In his work The Omnivore’s Dilemma, the American journalist Michael Pollan reveals some of the basic presuppositions behind the contemporary food habits of the American population. Pollan’s book is arguably most valuable in the sense that he takes a broad perspective to his subject matter, considering various means by which Americans consume food, from the dominant industry of factory and mass food production, to more extremist reactions against this context, such as “back to nature” activists who consider traditional hunting and gathering techniques to be a viable and ethical alternative. In this sense, Pollan shows the underlying complexity of our food choices, showing that the binary approach to the problem is not sufficient. The either/or is a false dichotomy, and Pollan’s book forces us to think alternatives in consistency with this same complexity, as opposed to a crass reductionism.
Chapters Fifteen to Seventeen address this latter approach and also provide a somewhat critical vantage point. In these chapters, Pollan endeavors to debunk some of the myths of extremist views, such as the thesis that vegetarianism is naturally beneficial to the ecosystem or that the industrial production of food is entirely beneficial. In Chapter 15 Pollan focusses on traditional means of gathering food. In Chapter 16 he considers the multiplicity of choices the food industry has created for the American consumer, in contrast to this traditional way of life. In Chapter 17, Pollan takes a broader ethical approach, critiquing both consumerist views and responses to the latter, such as animal rights. Pollan thus essentially argues both extremes are not desirable: mass production has negative effects on dietary habits of Americans, while the position of a return to nature is too reactionary and fails to capture the diversity of our relationship to food.
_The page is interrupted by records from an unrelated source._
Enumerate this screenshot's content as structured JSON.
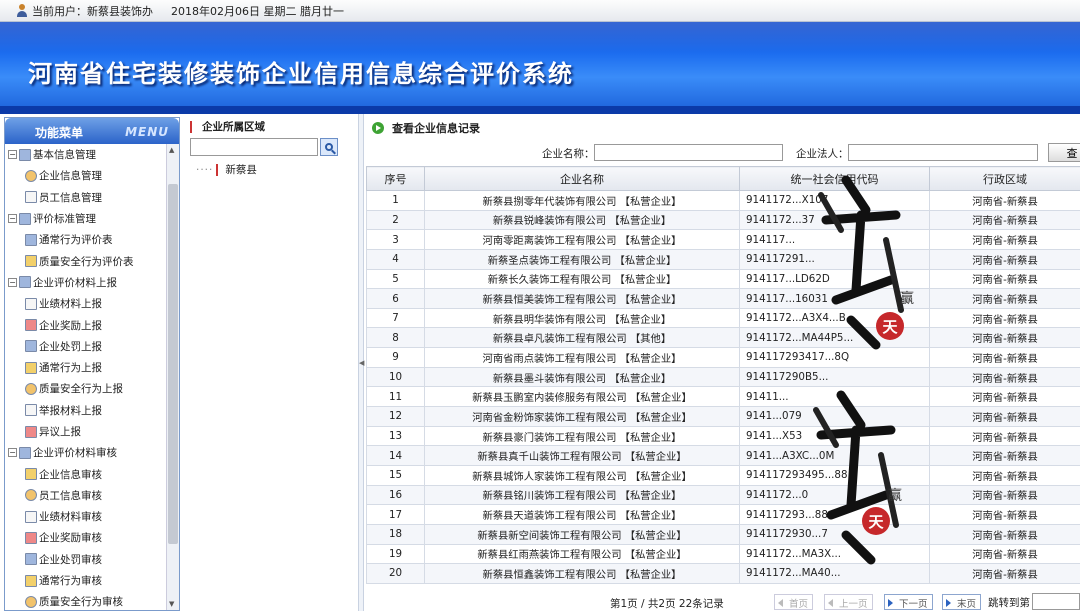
{
  "topbar": {
    "user_label": "当前用户：新蔡县装饰办",
    "date_text": "2018年02月06日 星期二 腊月廿一"
  },
  "banner": {
    "title": "河南省住宅装修装饰企业信用信息综合评价系统"
  },
  "menu": {
    "title": "功能菜单",
    "title_en": "MENU",
    "items": [
      {
        "label": "基本信息管理",
        "level": 0
      },
      {
        "label": "企业信息管理",
        "level": 1
      },
      {
        "label": "员工信息管理",
        "level": 1
      },
      {
        "label": "评价标准管理",
        "level": 0
      },
      {
        "label": "通常行为评价表",
        "level": 1
      },
      {
        "label": "质量安全行为评价表",
        "level": 1
      },
      {
        "label": "企业评价材料上报",
        "level": 0
      },
      {
        "label": "业绩材料上报",
        "level": 1
      },
      {
        "label": "企业奖励上报",
        "level": 1
      },
      {
        "label": "企业处罚上报",
        "level": 1
      },
      {
        "label": "通常行为上报",
        "level": 1
      },
      {
        "label": "质量安全行为上报",
        "level": 1
      },
      {
        "label": "举报材料上报",
        "level": 1
      },
      {
        "label": "异议上报",
        "level": 1
      },
      {
        "label": "企业评价材料审核",
        "level": 0
      },
      {
        "label": "企业信息审核",
        "level": 1
      },
      {
        "label": "员工信息审核",
        "level": 1
      },
      {
        "label": "业绩材料审核",
        "level": 1
      },
      {
        "label": "企业奖励审核",
        "level": 1
      },
      {
        "label": "企业处罚审核",
        "level": 1
      },
      {
        "label": "通常行为审核",
        "level": 1
      },
      {
        "label": "质量安全行为审核",
        "level": 1
      }
    ]
  },
  "region_panel": {
    "title": "企业所属区域",
    "node": "新蔡县"
  },
  "main": {
    "title": "查看企业信息记录",
    "filter": {
      "company_label": "企业名称：",
      "legal_label": "企业法人：",
      "search_button": "查"
    },
    "columns": [
      "序号",
      "企业名称",
      "统一社会信用代码",
      "行政区域"
    ],
    "rows": [
      [
        "1",
        "新蔡县捌零年代装饰有限公司 【私营企业】",
        "9141172...X107",
        "河南省-新蔡县"
      ],
      [
        "2",
        "新蔡县锐峰装饰有限公司 【私营企业】",
        "9141172...37",
        "河南省-新蔡县"
      ],
      [
        "3",
        "河南零距离装饰工程有限公司 【私营企业】",
        "914117...",
        "河南省-新蔡县"
      ],
      [
        "4",
        "新蔡圣点装饰工程有限公司 【私营企业】",
        "914117291...",
        "河南省-新蔡县"
      ],
      [
        "5",
        "新蔡长久装饰工程有限公司 【私营企业】",
        "914117...LD62D",
        "河南省-新蔡县"
      ],
      [
        "6",
        "新蔡县恒美装饰工程有限公司 【私营企业】",
        "914117...16031",
        "河南省-新蔡县"
      ],
      [
        "7",
        "新蔡县明华装饰有限公司 【私营企业】",
        "9141172...A3X4...B",
        "河南省-新蔡县"
      ],
      [
        "8",
        "新蔡县卓凡装饰工程有限公司 【其他】",
        "9141172...MA44P5...",
        "河南省-新蔡县"
      ],
      [
        "9",
        "河南省雨点装饰工程有限公司 【私营企业】",
        "914117293417...8Q",
        "河南省-新蔡县"
      ],
      [
        "10",
        "新蔡县墨斗装饰有限公司 【私营企业】",
        "914117290B5...",
        "河南省-新蔡县"
      ],
      [
        "11",
        "新蔡县玉鹏室内装修服务有限公司 【私营企业】",
        "91411...",
        "河南省-新蔡县"
      ],
      [
        "12",
        "河南省金粉饰家装饰工程有限公司 【私营企业】",
        "9141...079",
        "河南省-新蔡县"
      ],
      [
        "13",
        "新蔡县豪门装饰工程有限公司 【私营企业】",
        "9141...X53",
        "河南省-新蔡县"
      ],
      [
        "14",
        "新蔡县真千山装饰工程有限公司 【私营企业】",
        "9141...A3XC...0M",
        "河南省-新蔡县"
      ],
      [
        "15",
        "新蔡县城饰人家装饰工程有限公司 【私营企业】",
        "914117293495...88",
        "河南省-新蔡县"
      ],
      [
        "16",
        "新蔡县铭川装饰工程有限公司 【私营企业】",
        "9141172...0",
        "河南省-新蔡县"
      ],
      [
        "17",
        "新蔡县天道装饰工程有限公司 【私营企业】",
        "914117293...88",
        "河南省-新蔡县"
      ],
      [
        "18",
        "新蔡县新空间装饰工程有限公司 【私营企业】",
        "9141172930...7",
        "河南省-新蔡县"
      ],
      [
        "19",
        "新蔡县红雨燕装饰工程有限公司 【私营企业】",
        "9141172...MA3X...",
        "河南省-新蔡县"
      ],
      [
        "20",
        "新蔡县恒鑫装饰工程有限公司 【私营企业】",
        "9141172...MA40...",
        "河南省-新蔡县"
      ]
    ],
    "pager": {
      "info": "第1页 / 共2页 22条记录",
      "first": "首页",
      "prev": "上一页",
      "next": "下一页",
      "last": "末页",
      "jump_label": "跳转到第"
    }
  },
  "watermark": {
    "seal_char": "天",
    "side_char": "赢",
    "brush_text": "诚信"
  }
}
Hence, in Chapter 15, the beginning of Part 3 in which Pollan takes an approach whereby he attempts to accrue the materials for his food consumption on an individual level, the author becomes a forager. Arguably what is most compelling in this chapter is this self-sufficient and “autarchic” approach to food; hence, Pollan demonstrates the complicated choices and ultimately vast knowledge required to take this form of life. The return to the “forager” is not a simplification of life, but rather shows how difficult survival in a non-industrial and non-consumer context really is. Yet in Chapter 16, Pollan emphasizes that the easy accessibility of industrialized consumer food products cannot be viewed as an advancement in our lives. Rather, Pollan (2006) makes a key distinction between “neophobia” or the fear of trying new things with “neophilia”, a compulsion to new things. (pp. 287-288): The industrialized culture creates this difference by constantly exposing us to new products, while also perhaps forcing us into siding with so-called “comfort foods”, because of our familiarity with these products. Our food choices thus become infinitely more complex than merely eating what is available to us. In Chapter 17, Pollan gives a robust criticism of the back to nature approach to this mass food production, arguing that animal rights are not close to nature, but rather an “urban” reaction to this same food production. In essence, it does not help nature, but is determined by the omnivore’s dilemma that gives us so many choices.
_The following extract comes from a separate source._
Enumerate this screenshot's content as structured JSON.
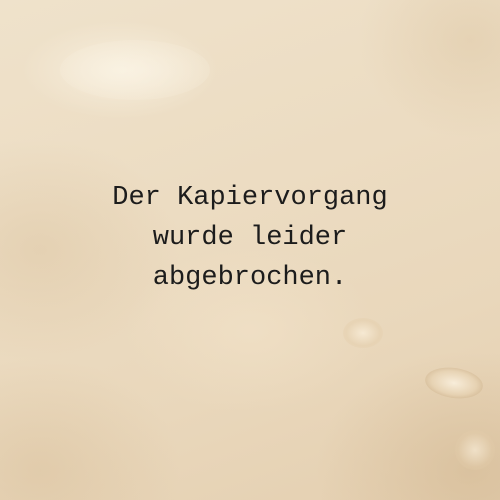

Yet while these arguments are compelling, perhaps Pollan does overstate some points. For example, the fact that foraging is a difficult activity does not automatically disqualify its merit. Furthermore, Pollan can be said to overstate the problem of “neophobia” and “neophilia”: is there really a fear created by the new in a mass industrial culture? Is this not looking at the phenomenon of our food relations through this same mass industrial culture, instead of emphasizing individual choice: in other words is individual choice necessarily problematized by the presentation of a vast amount of choices? Lastly, Pollan’s (2006) arguments about animal rights, while noting their “urban” (p. 325) character, perhaps miss the point of the animal rights movement: while animal rights are certainly a product or reaction to mass food production, it would appear that animal rights is concerned above all with maintaining a decent quality of life for animals, and hence is primarily an ethical question, irrespective of particular historical contexts: namely, animal rights activists are concerned with the existence of animals and their just treatment by humans.
Nonetheless, Pollan accurately highlights the complexity of our food issues. Most people think of food as a trivial matter, and arguably this is the result of the easy availability of food in American culture, repeated in the constant advertisements for food in American cultural life. Yet Pollan shows that all our food choices themselves embody a complex nexus of choices, choices which revolve around our relations to ourselves, our society and our environment. Whether one agrees with Pollan’s conclusions or not, the exposure of these issues is of value, showing how even our most quotidian activities include profound existential choices as well as consequences.
Pollan, M. (2006). The Omnivore’s Dilemma: A Natural History of Four Meals.